App and web page records
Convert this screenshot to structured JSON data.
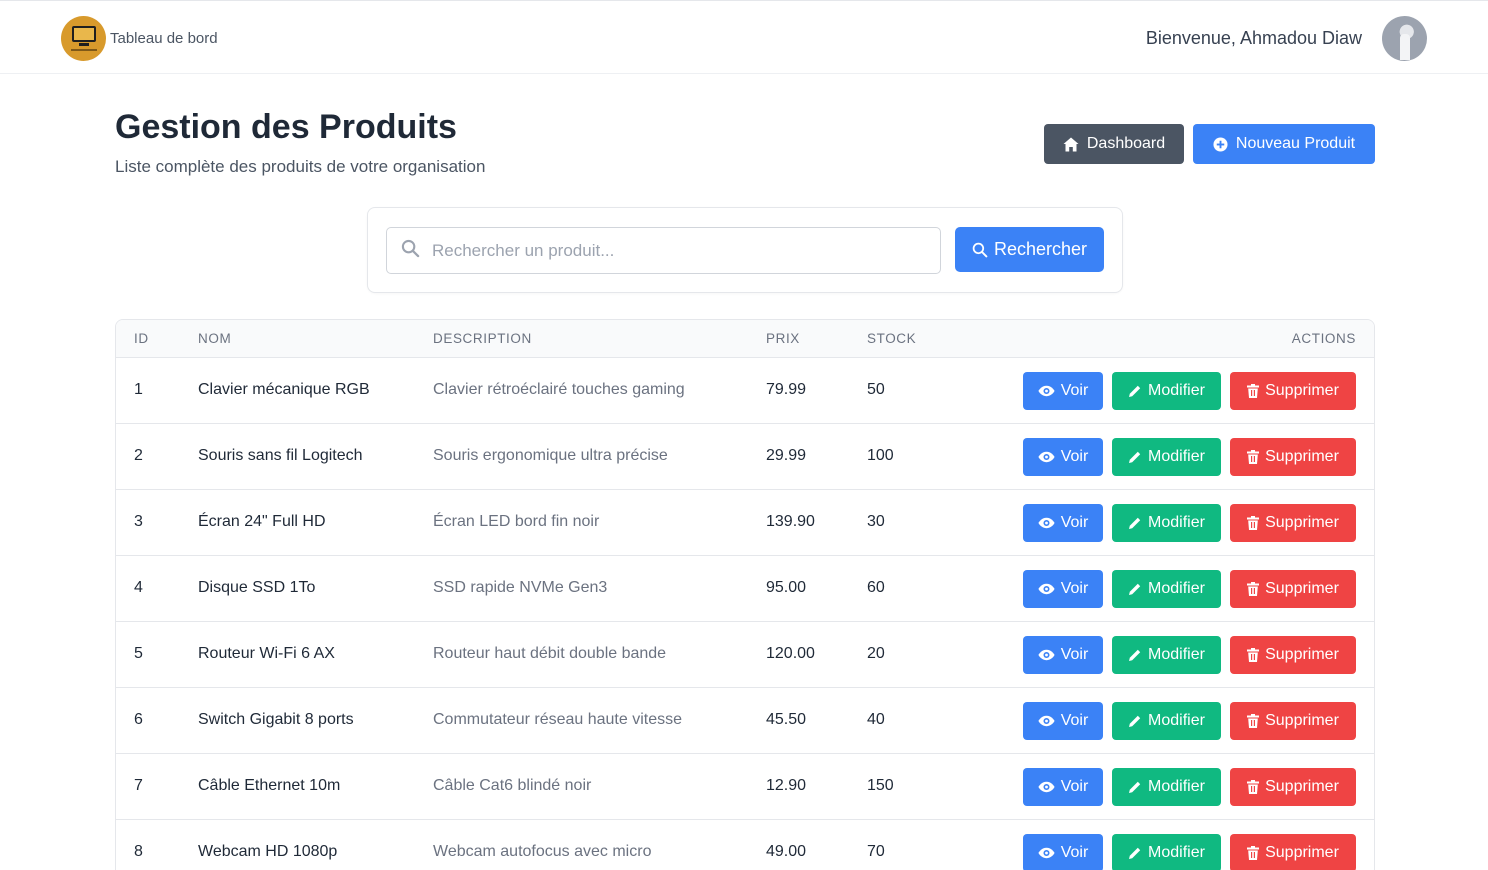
{
  "header": {
    "brand_label": "Tableau de bord",
    "welcome_text": "Bienvenue, Ahmadou Diaw"
  },
  "page": {
    "title": "Gestion des Produits",
    "subtitle": "Liste complète des produits de votre organisation",
    "dashboard_button": "Dashboard",
    "new_product_button": "Nouveau Produit"
  },
  "search": {
    "placeholder": "Rechercher un produit...",
    "value": "",
    "button_label": "Rechercher"
  },
  "table": {
    "columns": [
      "ID",
      "NOM",
      "DESCRIPTION",
      "PRIX",
      "STOCK",
      "ACTIONS"
    ],
    "action_labels": {
      "view": "Voir",
      "edit": "Modifier",
      "delete": "Supprimer"
    },
    "rows": [
      {
        "id": "1",
        "nom": "Clavier mécanique RGB",
        "description": "Clavier rétroéclairé touches gaming",
        "prix": "79.99",
        "stock": "50"
      },
      {
        "id": "2",
        "nom": "Souris sans fil Logitech",
        "description": "Souris ergonomique ultra précise",
        "prix": "29.99",
        "stock": "100"
      },
      {
        "id": "3",
        "nom": "Écran 24\" Full HD",
        "description": "Écran LED bord fin noir",
        "prix": "139.90",
        "stock": "30"
      },
      {
        "id": "4",
        "nom": "Disque SSD 1To",
        "description": "SSD rapide NVMe Gen3",
        "prix": "95.00",
        "stock": "60"
      },
      {
        "id": "5",
        "nom": "Routeur Wi-Fi 6 AX",
        "description": "Routeur haut débit double bande",
        "prix": "120.00",
        "stock": "20"
      },
      {
        "id": "6",
        "nom": "Switch Gigabit 8 ports",
        "description": "Commutateur réseau haute vitesse",
        "prix": "45.50",
        "stock": "40"
      },
      {
        "id": "7",
        "nom": "Câble Ethernet 10m",
        "description": "Câble Cat6 blindé noir",
        "prix": "12.90",
        "stock": "150"
      },
      {
        "id": "8",
        "nom": "Webcam HD 1080p",
        "description": "Webcam autofocus avec micro",
        "prix": "49.00",
        "stock": "70"
      }
    ]
  },
  "colors": {
    "primary": "#3b82f6",
    "success": "#10b981",
    "danger": "#ef4444",
    "secondary": "#4b5563"
  },
  "icons": {
    "brand": "monitor-logo-icon",
    "dashboard": "home-icon",
    "new": "plus-circle-icon",
    "search": "search-icon",
    "view": "eye-icon",
    "edit": "pencil-icon",
    "delete": "trash-icon"
  }
}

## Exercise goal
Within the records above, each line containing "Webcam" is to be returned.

## Worked solution
        "nom": "Webcam HD 1080p",
        "description": "Webcam autofocus avec micro",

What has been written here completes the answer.